There are important seizure safety tips to consider during a seizure:

  • Make sure they are in a safe location. Move them to the ground, if needed.
  • Put them on their side. This allows anything in their mouth to come out (including saliva or drool) and helps keep the airway open.
  • Cushion their head.
  • Do not put anything in their mouth, including your fingers.
  • Be comforting and reassuring to them, in case they can hear you.

“Basically, you allow the seizure to finish on its own,” Von Allmen said. “Most seizures will finish between a minute to a minute-and-a-half when the brain shuts it down.”

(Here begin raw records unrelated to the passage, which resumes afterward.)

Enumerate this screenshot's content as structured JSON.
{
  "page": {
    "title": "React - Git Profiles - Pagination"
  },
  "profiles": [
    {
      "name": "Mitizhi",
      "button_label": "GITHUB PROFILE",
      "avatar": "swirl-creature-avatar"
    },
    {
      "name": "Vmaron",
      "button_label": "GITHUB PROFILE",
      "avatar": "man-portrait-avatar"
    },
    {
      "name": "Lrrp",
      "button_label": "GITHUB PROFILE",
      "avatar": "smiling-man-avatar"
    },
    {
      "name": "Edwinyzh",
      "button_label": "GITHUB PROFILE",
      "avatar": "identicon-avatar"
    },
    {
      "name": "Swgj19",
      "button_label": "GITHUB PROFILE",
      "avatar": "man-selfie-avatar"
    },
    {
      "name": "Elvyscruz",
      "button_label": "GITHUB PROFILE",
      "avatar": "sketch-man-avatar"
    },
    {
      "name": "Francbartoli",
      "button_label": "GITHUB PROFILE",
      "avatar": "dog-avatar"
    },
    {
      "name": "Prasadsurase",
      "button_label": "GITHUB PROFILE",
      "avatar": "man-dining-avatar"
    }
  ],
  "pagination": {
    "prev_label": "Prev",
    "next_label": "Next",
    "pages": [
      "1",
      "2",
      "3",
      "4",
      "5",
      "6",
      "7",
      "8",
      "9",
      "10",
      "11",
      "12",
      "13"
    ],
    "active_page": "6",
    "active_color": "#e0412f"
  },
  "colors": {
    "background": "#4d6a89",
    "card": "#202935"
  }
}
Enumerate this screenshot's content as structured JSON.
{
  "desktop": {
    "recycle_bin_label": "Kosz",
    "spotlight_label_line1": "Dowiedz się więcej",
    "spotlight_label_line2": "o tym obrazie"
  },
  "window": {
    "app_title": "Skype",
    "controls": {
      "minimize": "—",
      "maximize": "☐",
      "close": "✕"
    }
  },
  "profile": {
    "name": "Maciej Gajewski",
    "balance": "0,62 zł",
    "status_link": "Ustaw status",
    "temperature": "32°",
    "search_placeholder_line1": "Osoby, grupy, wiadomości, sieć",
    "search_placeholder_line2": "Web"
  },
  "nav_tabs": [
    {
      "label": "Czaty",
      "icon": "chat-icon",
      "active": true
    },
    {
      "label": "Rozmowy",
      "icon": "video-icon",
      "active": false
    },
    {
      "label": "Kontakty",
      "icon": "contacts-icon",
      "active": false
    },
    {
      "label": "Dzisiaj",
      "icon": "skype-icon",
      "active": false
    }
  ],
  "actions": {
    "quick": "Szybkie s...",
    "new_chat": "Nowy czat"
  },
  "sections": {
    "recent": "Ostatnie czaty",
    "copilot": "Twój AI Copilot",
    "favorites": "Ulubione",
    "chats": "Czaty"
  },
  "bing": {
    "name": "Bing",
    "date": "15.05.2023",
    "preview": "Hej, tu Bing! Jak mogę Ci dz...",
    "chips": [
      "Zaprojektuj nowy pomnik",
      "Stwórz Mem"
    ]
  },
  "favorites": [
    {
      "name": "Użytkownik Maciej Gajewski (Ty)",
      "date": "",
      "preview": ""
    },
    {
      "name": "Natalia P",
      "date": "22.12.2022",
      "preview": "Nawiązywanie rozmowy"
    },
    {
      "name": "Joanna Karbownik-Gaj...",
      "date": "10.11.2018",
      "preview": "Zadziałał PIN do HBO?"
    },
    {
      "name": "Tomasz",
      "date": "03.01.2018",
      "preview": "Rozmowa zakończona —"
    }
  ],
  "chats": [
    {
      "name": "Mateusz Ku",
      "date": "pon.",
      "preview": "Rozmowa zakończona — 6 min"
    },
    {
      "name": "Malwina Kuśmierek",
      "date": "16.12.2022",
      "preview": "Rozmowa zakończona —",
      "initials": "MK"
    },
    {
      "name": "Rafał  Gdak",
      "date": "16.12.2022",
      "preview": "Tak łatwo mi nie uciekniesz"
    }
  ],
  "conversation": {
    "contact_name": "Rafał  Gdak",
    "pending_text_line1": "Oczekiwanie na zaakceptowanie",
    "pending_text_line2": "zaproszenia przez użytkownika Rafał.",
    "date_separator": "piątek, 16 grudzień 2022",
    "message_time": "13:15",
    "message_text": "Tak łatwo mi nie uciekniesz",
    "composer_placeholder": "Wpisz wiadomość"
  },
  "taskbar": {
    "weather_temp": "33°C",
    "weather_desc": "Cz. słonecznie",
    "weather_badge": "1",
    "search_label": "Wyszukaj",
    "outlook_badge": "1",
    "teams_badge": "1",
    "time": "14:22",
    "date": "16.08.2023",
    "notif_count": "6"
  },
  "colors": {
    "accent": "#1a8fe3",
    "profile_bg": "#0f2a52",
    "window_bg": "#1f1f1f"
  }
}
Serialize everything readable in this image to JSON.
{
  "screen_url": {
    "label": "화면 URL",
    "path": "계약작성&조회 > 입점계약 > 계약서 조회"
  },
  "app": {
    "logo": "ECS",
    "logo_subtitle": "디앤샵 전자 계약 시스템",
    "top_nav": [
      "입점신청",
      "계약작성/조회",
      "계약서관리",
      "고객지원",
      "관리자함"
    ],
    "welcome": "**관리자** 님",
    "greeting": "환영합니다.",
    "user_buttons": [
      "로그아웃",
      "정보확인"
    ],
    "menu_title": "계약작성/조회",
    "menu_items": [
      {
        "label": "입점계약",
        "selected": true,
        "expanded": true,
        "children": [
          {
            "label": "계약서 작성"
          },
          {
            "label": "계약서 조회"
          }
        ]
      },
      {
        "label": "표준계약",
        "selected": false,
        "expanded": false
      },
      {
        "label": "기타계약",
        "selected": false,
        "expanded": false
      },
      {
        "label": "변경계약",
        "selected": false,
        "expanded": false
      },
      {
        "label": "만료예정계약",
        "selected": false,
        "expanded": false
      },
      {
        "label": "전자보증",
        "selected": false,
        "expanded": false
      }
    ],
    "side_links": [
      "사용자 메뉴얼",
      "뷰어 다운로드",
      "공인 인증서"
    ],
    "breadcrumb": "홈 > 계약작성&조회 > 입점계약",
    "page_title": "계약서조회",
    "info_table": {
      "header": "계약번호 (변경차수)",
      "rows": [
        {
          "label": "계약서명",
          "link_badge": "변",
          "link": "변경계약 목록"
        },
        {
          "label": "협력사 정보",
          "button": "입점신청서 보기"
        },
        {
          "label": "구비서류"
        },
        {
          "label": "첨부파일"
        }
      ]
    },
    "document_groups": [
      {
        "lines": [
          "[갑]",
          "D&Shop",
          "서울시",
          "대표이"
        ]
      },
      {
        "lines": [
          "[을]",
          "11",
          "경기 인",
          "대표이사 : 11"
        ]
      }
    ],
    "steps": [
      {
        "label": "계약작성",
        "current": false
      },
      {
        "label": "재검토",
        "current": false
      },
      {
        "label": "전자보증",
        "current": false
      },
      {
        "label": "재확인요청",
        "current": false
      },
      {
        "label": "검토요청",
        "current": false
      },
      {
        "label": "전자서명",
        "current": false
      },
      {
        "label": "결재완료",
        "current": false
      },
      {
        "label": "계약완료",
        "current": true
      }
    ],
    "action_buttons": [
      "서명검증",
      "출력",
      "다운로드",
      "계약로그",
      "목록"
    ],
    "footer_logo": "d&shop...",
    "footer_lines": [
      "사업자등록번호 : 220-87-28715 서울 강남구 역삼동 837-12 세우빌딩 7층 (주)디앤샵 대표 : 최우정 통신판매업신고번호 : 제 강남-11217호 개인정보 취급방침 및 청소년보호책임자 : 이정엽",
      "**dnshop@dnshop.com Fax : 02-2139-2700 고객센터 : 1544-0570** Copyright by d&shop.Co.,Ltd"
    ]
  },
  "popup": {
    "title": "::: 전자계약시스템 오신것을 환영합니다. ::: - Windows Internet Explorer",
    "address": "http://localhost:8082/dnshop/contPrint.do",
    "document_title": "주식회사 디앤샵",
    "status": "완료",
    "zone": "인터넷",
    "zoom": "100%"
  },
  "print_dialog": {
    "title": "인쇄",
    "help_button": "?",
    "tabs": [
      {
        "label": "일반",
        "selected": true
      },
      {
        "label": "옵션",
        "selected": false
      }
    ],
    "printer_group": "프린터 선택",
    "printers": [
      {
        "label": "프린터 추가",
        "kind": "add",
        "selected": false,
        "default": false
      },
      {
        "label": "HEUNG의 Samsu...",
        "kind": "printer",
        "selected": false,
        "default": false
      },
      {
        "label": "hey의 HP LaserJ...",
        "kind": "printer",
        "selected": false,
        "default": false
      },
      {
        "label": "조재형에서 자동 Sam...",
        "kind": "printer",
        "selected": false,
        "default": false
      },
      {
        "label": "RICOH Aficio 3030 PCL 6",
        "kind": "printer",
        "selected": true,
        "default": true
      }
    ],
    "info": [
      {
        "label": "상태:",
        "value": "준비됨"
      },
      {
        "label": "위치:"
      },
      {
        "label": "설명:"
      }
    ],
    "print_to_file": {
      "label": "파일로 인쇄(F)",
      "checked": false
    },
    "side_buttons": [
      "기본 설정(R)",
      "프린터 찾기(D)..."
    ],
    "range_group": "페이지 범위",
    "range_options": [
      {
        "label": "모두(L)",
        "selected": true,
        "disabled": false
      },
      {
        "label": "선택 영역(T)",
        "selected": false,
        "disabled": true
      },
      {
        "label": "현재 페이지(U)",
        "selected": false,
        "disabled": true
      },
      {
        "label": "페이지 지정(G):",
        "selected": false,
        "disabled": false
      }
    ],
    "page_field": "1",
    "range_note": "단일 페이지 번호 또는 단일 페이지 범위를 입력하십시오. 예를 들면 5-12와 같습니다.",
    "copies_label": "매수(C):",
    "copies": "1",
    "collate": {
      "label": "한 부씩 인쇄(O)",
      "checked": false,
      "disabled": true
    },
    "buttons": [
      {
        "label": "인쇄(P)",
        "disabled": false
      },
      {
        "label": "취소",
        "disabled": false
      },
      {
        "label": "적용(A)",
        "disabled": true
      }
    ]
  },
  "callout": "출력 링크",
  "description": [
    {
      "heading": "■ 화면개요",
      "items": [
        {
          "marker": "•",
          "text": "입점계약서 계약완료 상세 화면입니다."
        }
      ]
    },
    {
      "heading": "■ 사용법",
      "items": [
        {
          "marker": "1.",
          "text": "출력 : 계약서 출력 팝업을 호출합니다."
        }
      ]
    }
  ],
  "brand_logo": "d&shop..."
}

After the seizure, Von Allmen said it’s OK for the individual to sleep as long as their body is relaxed and their eyes are closed. You can usually assume the seizure is over, and give them time to recover since they’ve used a lot of energy and their muscles have been tense.

Causes of seizures

Seizures not related to epilepsy can occur for a number of reasons, due to anything that disrupts how the brain normally functions. Von Allmen mentioned several causes of seizures that are considered provoked seizures, with some underlying reason that it happened:

A metabolic problem can trigger a seizure if sodium levels are too high or low. Runners who drink lots of water can dilute levels of sodium in the blood, which alters body chemistry.

People who get hot and dehydrated can have a seizure.

Blood sugars that get too high or low can also result in the brain having a seizure.

A slow-growing brain tumor can trigger a pathway, and the person will start to have seizures.

People with epilepsy have an increased risk of unprovoked seizures. Fever can sometimes trigger seizures to occur. Some people with epilepsy also have other brain-related issues, but many do not.

Releasing the stigma regarding epilepsy

People living with epilepsy experience daily challenges and a frequent social stigma. Von Allmen stressed the importance of creating more awareness around epilepsy as something that happens to people. It doesn’t mean there is anything wrong with them, she said, other than they have a risk of having these unexpected events where they can’t control their body.

“People who have epilepsy want to have social lives, relationships, go to school and work, participate in sports, and do all the things that make your quality of life good,” Von Allmen said. “I think it’s important to combat the stigma and the thinking that people with epilepsy are different from those without epilepsy.”

For more information about seizures and seizure first aid training, the Epilepsy Foundation offers a free 30-minute on-demand course titled Seizure First Aid Ready.

As the clinical practice of McGovern Medical School at UTHealth Houston, UT Physicians has locations across the Greater Houston area to serve the community. To schedule an appointment, call 888-4UT-DOCS.